SFW: Tell us about your new mix coming out on Friday. 
F: Know Me Well, like almost all of my mixes, has a deeper meaning or story arch to it. Much like my favorite rapper Jay-Z who likes to use double entendre – this was an appropriate title for me because it’s been two years since my last mix. My mixes in the past have had a specific theme. For those of you who know me well, you’ll see that this mix represents a lot of what I do and love – a combination of all of those past themes (remixes, covers, upbeat soul, and hip-hop). This mix is also about how we can experience several types of relationships in life and get to know ourselves better each time. A lot of these songs are complex relationship songs versus a straightforward romance or breakup song. These songs represent the journey of someone who finds themselves through the relationships they are a part of… and gets to know themselves the best at the end of it all.

SFW: What were some of your inspirations going into this mix?
F: I found that my best mixes are honest and vulnerable mixes. This dates back to my KTL mix in 2009 – up to that point I was known as just a golden era hip-hop DJ. But that mix broke the mold. I brought in some indie pop, funk remixes, unheard of edits — stuff I really wanted to do but was unsure about how others would receive it because it was a departure from what people know of my spinning.  Know Me Well is a familiar continuation of that honesty and unabashed style in my mixes. I’ve grown into who I am as a DJ now through a lot of self-reflection and person growth. I wanted a mix that marks that journey, so you’ll see patient a capella breaks, soulful house music, traditional boom bap hip-hop, future soul. Even if you didn’t know the story and arch behind Know Me Well, I want listeners to still enjoy the vibe of the mix and have the music be able to stand on its own. A good movie is visually entertaining but a great movie has layers and ages well.  I hope the same for my mixes.

SFW: What are you most excited about for your upcoming plans this summer?
F: A couple of big things coming up — celebrating the fifth-year anniversary of the Generations Party and I plan to release an all-vinyl mix by the end of the year. I hope to expand my Beatdown and Generations party to a few more cities in the next six months. I’m also expecting a new addition to the family, so I plan to introduce my new little one to all my favorite artists and genres like my parents did to me …except my Jetta’s not as cool as their  ‘57 Chevy.

SFW: Lastly, because you said Jay Z is your favorite rapper, what are your thoughts on his new album?
F: As a long time Jay fan, I always wait with high anticipation for each of Jay’s projects. Most are great with a few bonafide classics, but this one ranks up there with one of his best. I think Jay was unapologetic about being who he is and what he’s done but has also grown into accepting his role as a positive influencer. I think he has always known that his brand and name has influence over the culture and his listeners, but this time around, I think he’s looking to change men, particularly black men, to be their better self. This album feels like a manifesto on how to do that. I feel like he did a general map of what black excellence was on Watch the Throne, but I think this is a more personal journey of how he chose to do it.

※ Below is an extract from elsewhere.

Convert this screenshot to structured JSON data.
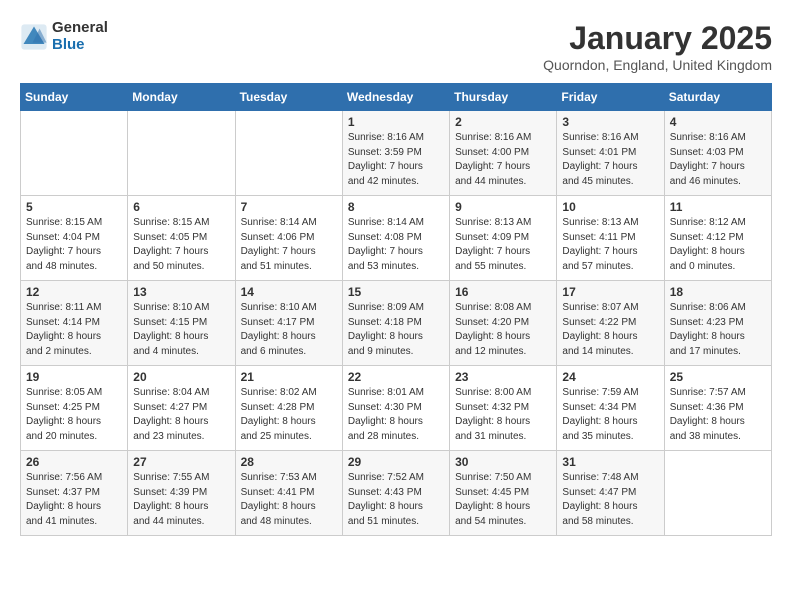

4:44 speaks with a lot of empathy and pain (both as a victim but also as the inflictor) of what it’s like to be a man of color in America – to not only be a survivor but to strive for excellence. Being a man who has been through some grown man struggles, there are some real gems in there on how to level up in today’s America. I am sure this is an album that will mean something different for me at different stages of my life – much like Marvin’s “Here, My Dear.” To be honest, and bringing it back full circle here, that’s exactly what I want my mixes to do for my fans and followers: I hope they continue to find meaning and soul as they listened to them year after year.